BMW will be the featured marque of the 2016 Goodwood Festival of Speed, an event that will help the German automaker celebrate its centennial.
To mark the occasion, BMW says it will bring to Goodwood some of its most performance-oriented early cars: a 1957 BMW 507, the Mille Miglia-winning BMW 328 Touring Coupe from 1940, and a 1965 BMW 1800 TiSA.
The brand’s motorcycle heritage will be represented by a 1966 BMW R50 S Kaczor, a 1976 BMW R90 S 76, and a 1929 WR 750 Kompressor.
Additionally, a 493-horsepower M4 GTS will make the event’s famous hill climb before being parked in what’s being dubbed “M Avenue,” where BMW will show off a number of M cars from the last 40 years.
BMW was officially founded in 1916, although the company that eventually became Bavarian Motor Works actually dates to a few years prior. Initially an airplane engine builder, BMW expanded into motorcycles and then automobiles in subsequent years.
At first, BMW’s cars were licensed copies of the British Austin 7, but the company began to modify that design for its own use in the late 1920s. By 1933, BMW was building cars of its own design that bore the automaker’s signature “twin kidney” grille design.
Surviving World War II, during which it built airplanes for the Axis powers and saw its facilities bombed by the Allies, BMW weakly emerged as a West German automaker.
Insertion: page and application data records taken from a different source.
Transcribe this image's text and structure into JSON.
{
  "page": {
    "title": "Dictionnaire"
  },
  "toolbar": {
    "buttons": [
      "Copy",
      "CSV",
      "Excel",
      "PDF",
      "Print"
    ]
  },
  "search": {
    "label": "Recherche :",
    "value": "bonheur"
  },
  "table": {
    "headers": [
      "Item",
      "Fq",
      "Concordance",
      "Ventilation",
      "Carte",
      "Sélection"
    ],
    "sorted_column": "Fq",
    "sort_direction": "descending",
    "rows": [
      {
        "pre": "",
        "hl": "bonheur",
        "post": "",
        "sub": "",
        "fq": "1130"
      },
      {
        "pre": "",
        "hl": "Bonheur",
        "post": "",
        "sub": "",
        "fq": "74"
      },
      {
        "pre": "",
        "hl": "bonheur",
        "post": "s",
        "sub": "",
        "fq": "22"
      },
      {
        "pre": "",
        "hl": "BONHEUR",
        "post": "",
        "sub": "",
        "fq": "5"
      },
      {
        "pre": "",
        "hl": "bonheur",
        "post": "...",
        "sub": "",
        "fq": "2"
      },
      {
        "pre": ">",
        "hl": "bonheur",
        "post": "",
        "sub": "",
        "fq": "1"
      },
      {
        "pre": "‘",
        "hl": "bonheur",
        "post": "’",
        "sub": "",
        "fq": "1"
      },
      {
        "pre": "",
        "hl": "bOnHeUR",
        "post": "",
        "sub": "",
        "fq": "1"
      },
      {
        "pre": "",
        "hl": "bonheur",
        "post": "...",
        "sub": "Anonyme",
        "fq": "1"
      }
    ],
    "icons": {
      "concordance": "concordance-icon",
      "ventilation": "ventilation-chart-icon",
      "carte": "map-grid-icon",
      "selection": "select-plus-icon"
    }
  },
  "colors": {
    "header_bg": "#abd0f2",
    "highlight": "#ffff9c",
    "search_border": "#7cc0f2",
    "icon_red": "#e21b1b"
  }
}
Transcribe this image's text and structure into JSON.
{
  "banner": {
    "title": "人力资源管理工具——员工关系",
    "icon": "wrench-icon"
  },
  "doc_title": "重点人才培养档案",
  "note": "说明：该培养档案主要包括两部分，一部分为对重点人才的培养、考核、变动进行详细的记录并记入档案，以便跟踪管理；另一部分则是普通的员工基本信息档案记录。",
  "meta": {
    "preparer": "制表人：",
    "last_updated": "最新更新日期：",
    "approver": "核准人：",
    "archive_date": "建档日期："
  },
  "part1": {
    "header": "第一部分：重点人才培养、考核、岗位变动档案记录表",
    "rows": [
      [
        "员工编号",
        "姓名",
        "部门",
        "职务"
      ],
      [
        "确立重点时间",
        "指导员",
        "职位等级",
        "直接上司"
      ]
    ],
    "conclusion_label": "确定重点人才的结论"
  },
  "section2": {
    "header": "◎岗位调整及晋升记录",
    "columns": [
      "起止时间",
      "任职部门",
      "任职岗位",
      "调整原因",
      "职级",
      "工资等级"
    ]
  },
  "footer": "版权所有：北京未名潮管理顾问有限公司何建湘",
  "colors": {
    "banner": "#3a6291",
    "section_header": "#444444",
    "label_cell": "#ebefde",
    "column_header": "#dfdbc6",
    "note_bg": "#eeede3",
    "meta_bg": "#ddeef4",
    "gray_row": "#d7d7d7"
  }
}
Its initial post-war cars were well-engineered but expensive and thus out of touch with the needs of German buyers during the country’s reconstruction.
It wasn’t until half brothers Herbert and Harald Quandt boosted their shares in the company in 1960 that the automaker’s fortunes appeared ready to turn around.
At the 1961 Frankfurt Auto Show, BMW took the wraps off of its 1500 “New Class” sedan. The sophisticated but more efficient and less costly four-door sold fairly well in Germany, but it was the company’s American importer, Max Hoffman, who suggested the vehicle that really rebooted the brand—the 2002.
A two-door version of the 1500 powered by an upsized 2.0-liter 4-cylinder, the 2002 was an immediate hit with both the motoring press and consumers. The 2002’s basic design lasted until 1976 in the United States, and it inspired the 3-Series that continues to be BMW’s best seller today.
The 2016 Goodwood Festival of Speed will run June 23-26 on the grounds of Goodwood House in the United Kingdom. You’ll be able to follow our coverage on the event over at our dedicated hub.